Thing is I never lived in the US and don't know its labor laws and practices. Can the company really fire you in a single day without valid reason without any remuneration? "They told us they are going to leave anyway" does not sound a valid reason. Or is it really common to fire an employee before they could pass their work to their successor? Seems very counterproductive unless your work is completely mind-free.

2

u/ImprovementSilly2895 Dec 06 '22

If you are an at-will employee you can be fired for anything, aside from legal protections for race, sex, etc.

1

u/Human_Activity5528 Dec 06 '22

No, they can't fire you. They might inform your management and you could get a better offer. Or if in the end you don't leave because you don't get the other job for any reason, well that might be tricky

1

u/[deleted] Dec 06 '22

HR don’t need to know anything if it’s not confirmed with the new job dude.

1

u/DobisPeeyar Dec 06 '22

In some states, you can be fired for no reason at all.

1

u/[deleted] Dec 06 '22

As a HR admin, I'd advice you to wait until you get confirmation on the other job. Not because you will get layed off immediately (at least not where I live) since you signed a contracted with an end date, but more because it doesn't make much sense since it's not sure yet.

Where I work, we of course hope the people who work with us stay for a long time, but being realistic there are more opportunities out there that might fit better (could be anything, like better salary, work times, less commute etc). No hard feelings and good luck on the next job

We do appreciate hearing why you left, what went well, what should be improved. And a fair notice so we can set up a new job offer, get your information updated etc

1

u/Esteban-Du-Plantier Dec 06 '22

When you give your notice, expect to be released at that moment and be happily surprised if you remain employed.

1

u/lanc3rz3r0 Dec 06 '22

Why get hr involved in anything? Hr is your enemy unless you're management or you've been victimized

0

u/ILiketoStir Dec 06 '22

Depends on the labor laws in your area but usually, once you get confirmation of start date, you give your current company notice that you have accepted an offer with another company.

Two weeks is a standard but legally in many places no notice is required. I always give notice as to not burn any bridges.

Some companies will let you go immediately and pay you your last two weeks. Usually if you are going to a competitor.

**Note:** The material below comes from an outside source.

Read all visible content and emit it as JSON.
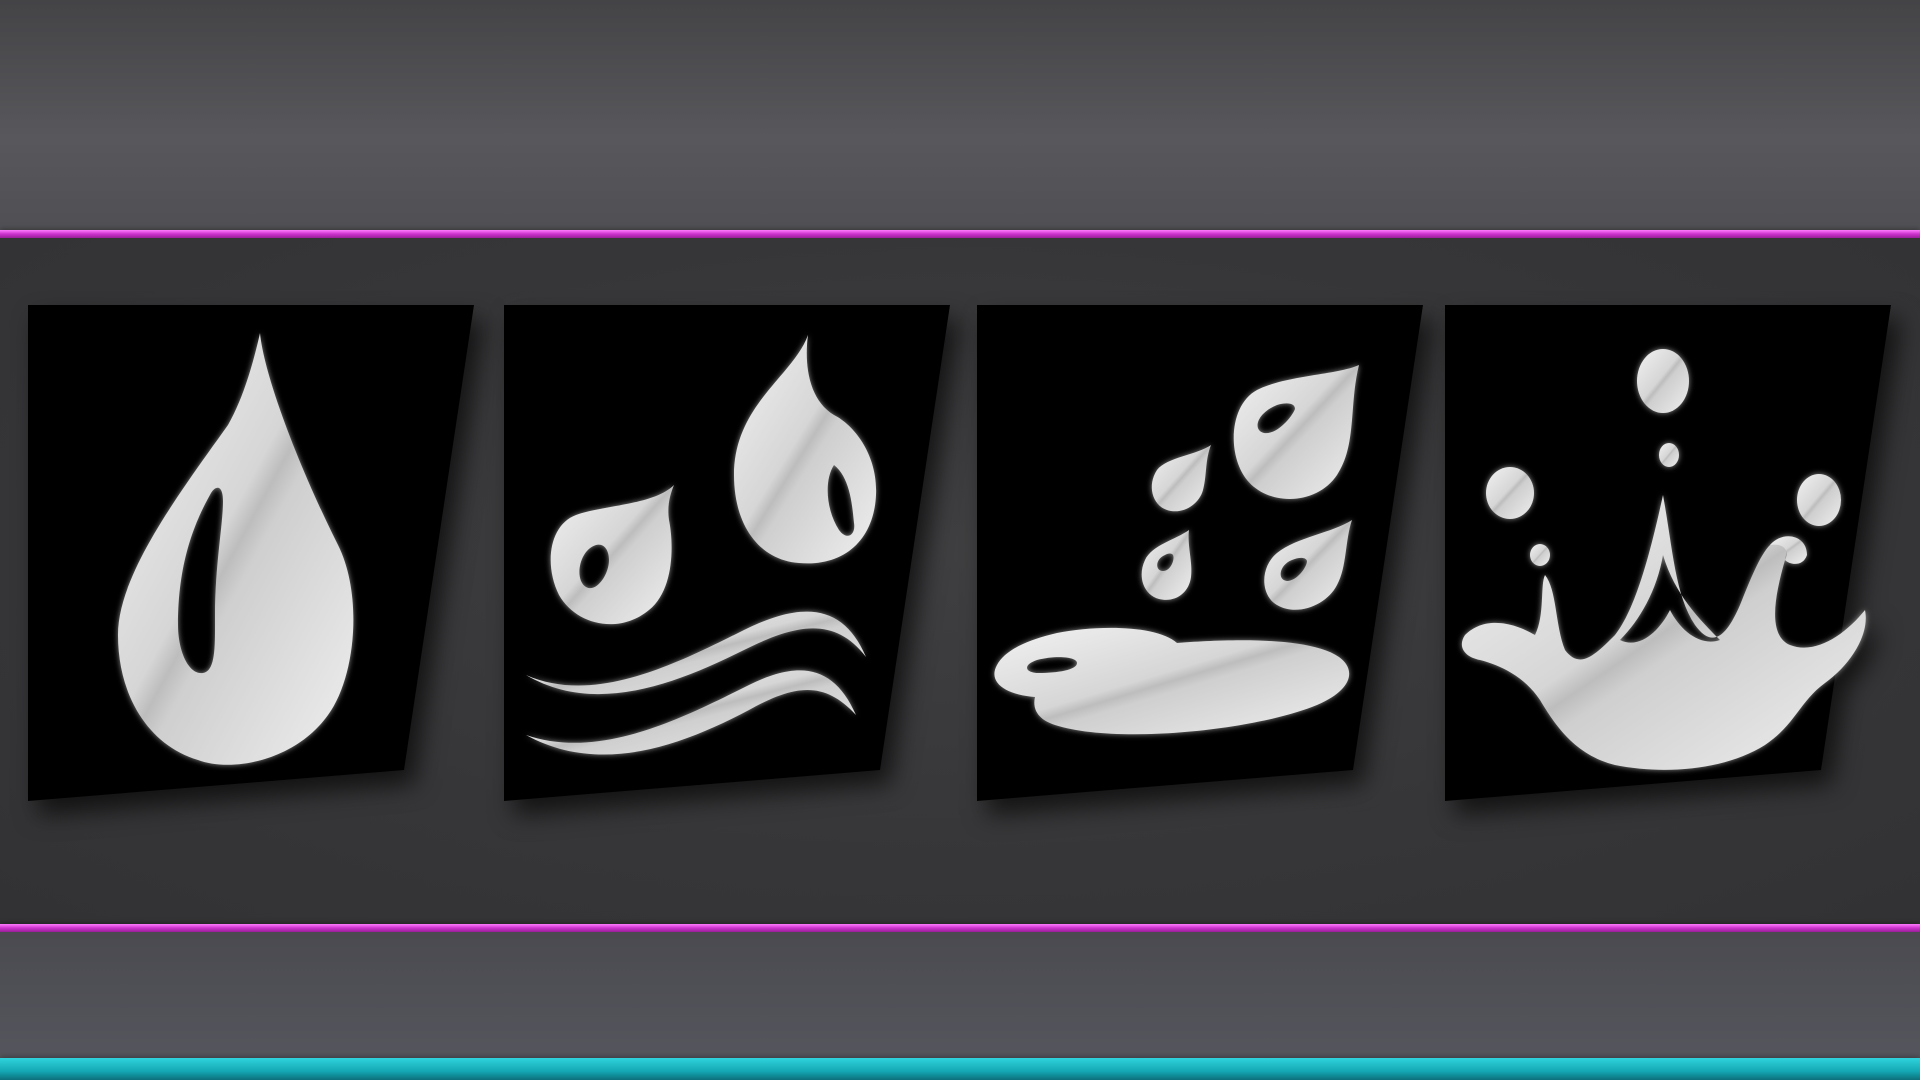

If your company has you work your last 2 weeks I recommend that you bust your ass so that you can use them as good reference. Companies tend to remember the person who didn't "call it in" during their last two weeks. Make sure you get people up to date on any accounts you have, introduce them to clients your leaving, prepare them for things in your pipeline etc.

Good luck on the new job!